[Entries supplied]

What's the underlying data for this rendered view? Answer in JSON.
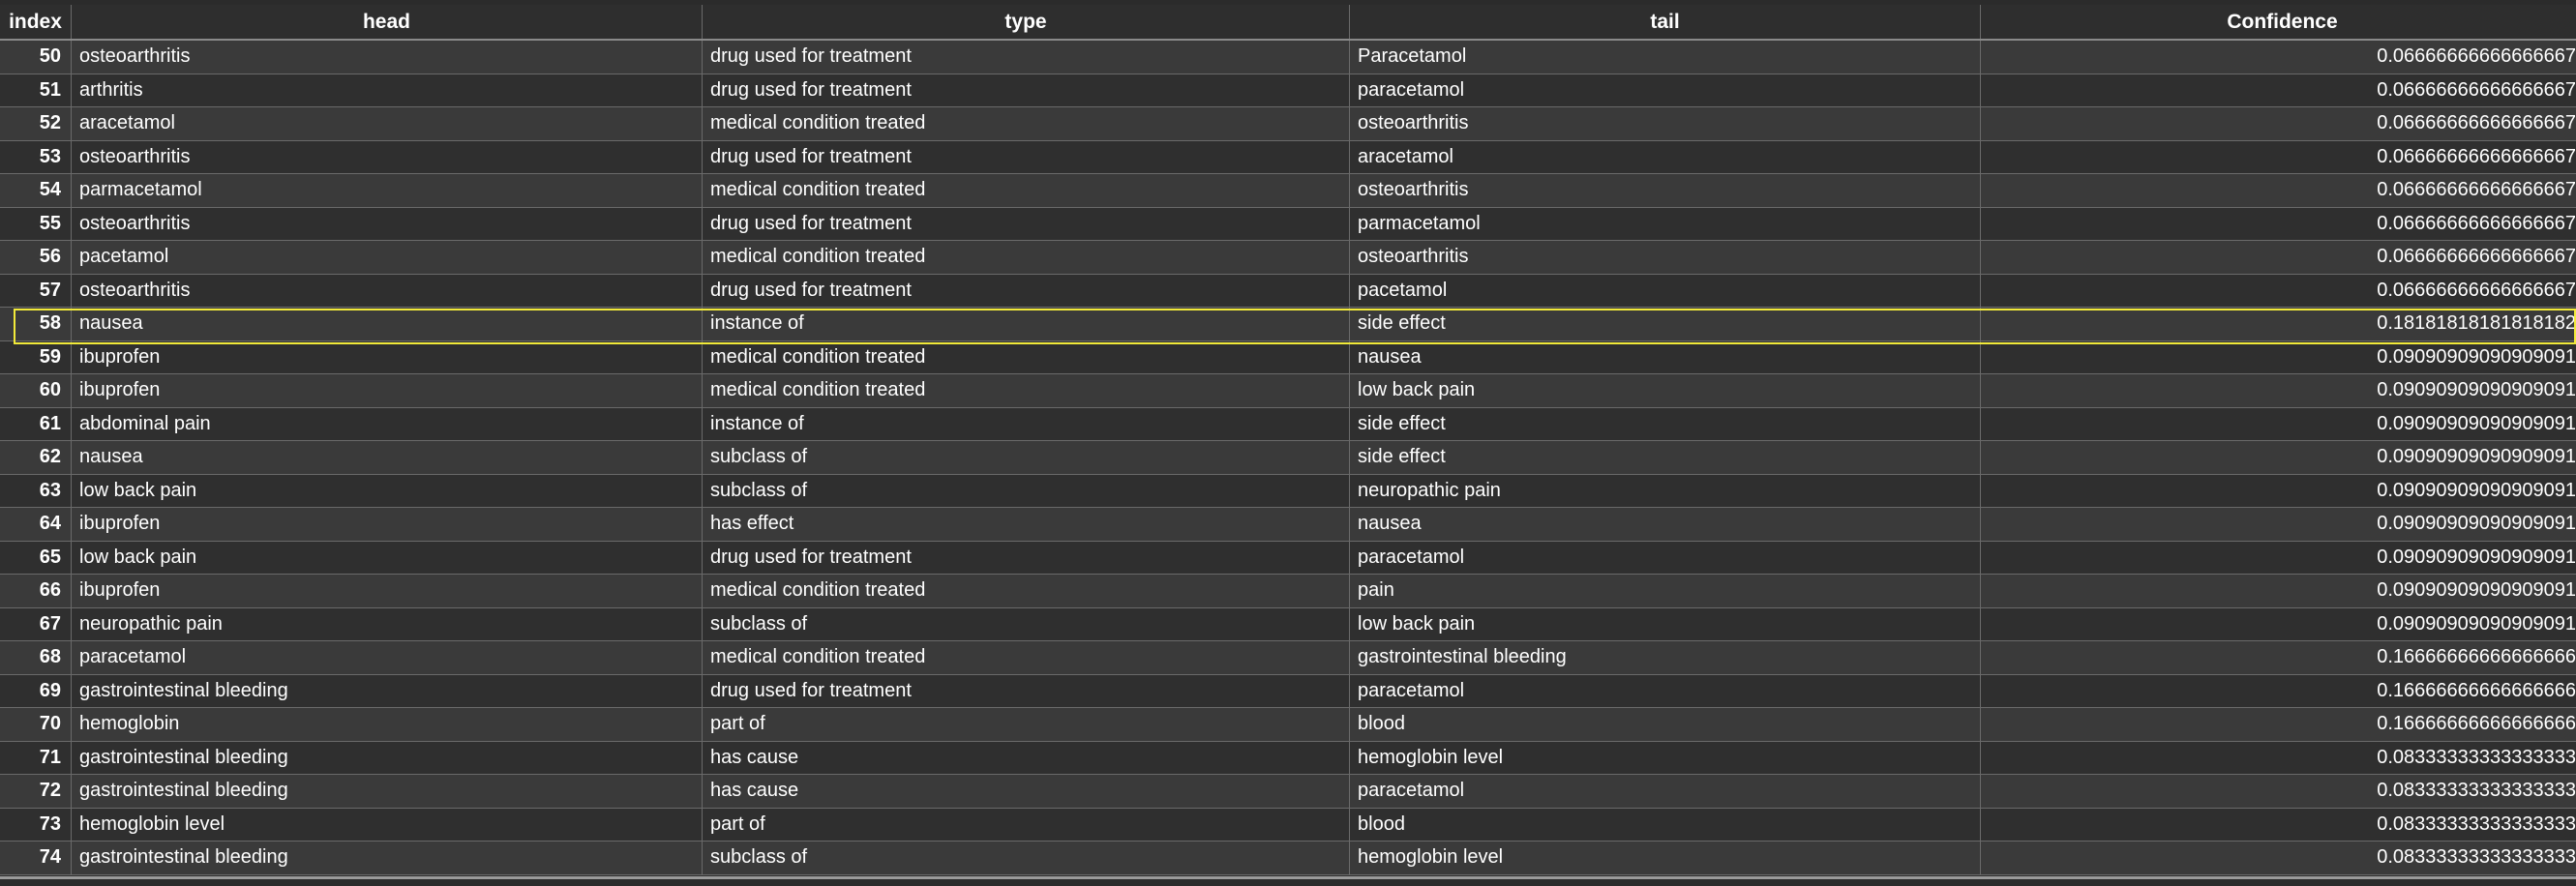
{
  "columns": {
    "index": "index",
    "head": "head",
    "type": "type",
    "tail": "tail",
    "confidence": "Confidence"
  },
  "rows": [
    {
      "index": "50",
      "head": "osteoarthritis",
      "type": "drug used for treatment",
      "tail": "Paracetamol",
      "confidence": "0.06666666666666667"
    },
    {
      "index": "51",
      "head": "arthritis",
      "type": "drug used for treatment",
      "tail": "paracetamol",
      "confidence": "0.06666666666666667"
    },
    {
      "index": "52",
      "head": "aracetamol",
      "type": "medical condition treated",
      "tail": "osteoarthritis",
      "confidence": "0.06666666666666667"
    },
    {
      "index": "53",
      "head": "osteoarthritis",
      "type": "drug used for treatment",
      "tail": "aracetamol",
      "confidence": "0.06666666666666667"
    },
    {
      "index": "54",
      "head": "parmacetamol",
      "type": "medical condition treated",
      "tail": "osteoarthritis",
      "confidence": "0.06666666666666667"
    },
    {
      "index": "55",
      "head": "osteoarthritis",
      "type": "drug used for treatment",
      "tail": "parmacetamol",
      "confidence": "0.06666666666666667"
    },
    {
      "index": "56",
      "head": "pacetamol",
      "type": "medical condition treated",
      "tail": "osteoarthritis",
      "confidence": "0.06666666666666667"
    },
    {
      "index": "57",
      "head": "osteoarthritis",
      "type": "drug used for treatment",
      "tail": "pacetamol",
      "confidence": "0.06666666666666667"
    },
    {
      "index": "58",
      "head": "nausea",
      "type": "instance of",
      "tail": "side effect",
      "confidence": "0.18181818181818182"
    },
    {
      "index": "59",
      "head": "ibuprofen",
      "type": "medical condition treated",
      "tail": "nausea",
      "confidence": "0.09090909090909091"
    },
    {
      "index": "60",
      "head": "ibuprofen",
      "type": "medical condition treated",
      "tail": "low back pain",
      "confidence": "0.09090909090909091"
    },
    {
      "index": "61",
      "head": "abdominal pain",
      "type": "instance of",
      "tail": "side effect",
      "confidence": "0.09090909090909091"
    },
    {
      "index": "62",
      "head": "nausea",
      "type": "subclass of",
      "tail": "side effect",
      "confidence": "0.09090909090909091"
    },
    {
      "index": "63",
      "head": "low back pain",
      "type": "subclass of",
      "tail": "neuropathic pain",
      "confidence": "0.09090909090909091"
    },
    {
      "index": "64",
      "head": "ibuprofen",
      "type": "has effect",
      "tail": "nausea",
      "confidence": "0.09090909090909091"
    },
    {
      "index": "65",
      "head": "low back pain",
      "type": "drug used for treatment",
      "tail": "paracetamol",
      "confidence": "0.09090909090909091"
    },
    {
      "index": "66",
      "head": "ibuprofen",
      "type": "medical condition treated",
      "tail": "pain",
      "confidence": "0.09090909090909091"
    },
    {
      "index": "67",
      "head": "neuropathic pain",
      "type": "subclass of",
      "tail": "low back pain",
      "confidence": "0.09090909090909091"
    },
    {
      "index": "68",
      "head": "paracetamol",
      "type": "medical condition treated",
      "tail": "gastrointestinal bleeding",
      "confidence": "0.16666666666666666"
    },
    {
      "index": "69",
      "head": "gastrointestinal bleeding",
      "type": "drug used for treatment",
      "tail": "paracetamol",
      "confidence": "0.16666666666666666"
    },
    {
      "index": "70",
      "head": "hemoglobin",
      "type": "part of",
      "tail": "blood",
      "confidence": "0.16666666666666666"
    },
    {
      "index": "71",
      "head": "gastrointestinal bleeding",
      "type": "has cause",
      "tail": "hemoglobin level",
      "confidence": "0.08333333333333333"
    },
    {
      "index": "72",
      "head": "gastrointestinal bleeding",
      "type": "has cause",
      "tail": "paracetamol",
      "confidence": "0.08333333333333333"
    },
    {
      "index": "73",
      "head": "hemoglobin level",
      "type": "part of",
      "tail": "blood",
      "confidence": "0.08333333333333333"
    },
    {
      "index": "74",
      "head": "gastrointestinal bleeding",
      "type": "subclass of",
      "tail": "hemoglobin level",
      "confidence": "0.08333333333333333"
    }
  ],
  "selected_index": "58",
  "colors": {
    "background": "#2b2b2b",
    "row_even": "#3a3a3a",
    "row_odd": "#2f2f2f",
    "grid_line": "#6a6a6a",
    "selection_outline": "#f2ea3a",
    "text": "#ffffff"
  }
}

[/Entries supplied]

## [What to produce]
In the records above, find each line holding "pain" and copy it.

## [Written response]
      "tail": "low back pain",
      "head": "abdominal pain",
      "head": "low back pain",
      "tail": "neuropathic pain",
      "head": "low back pain",
      "tail": "pain",
      "head": "neuropathic pain",
      "tail": "low back pain",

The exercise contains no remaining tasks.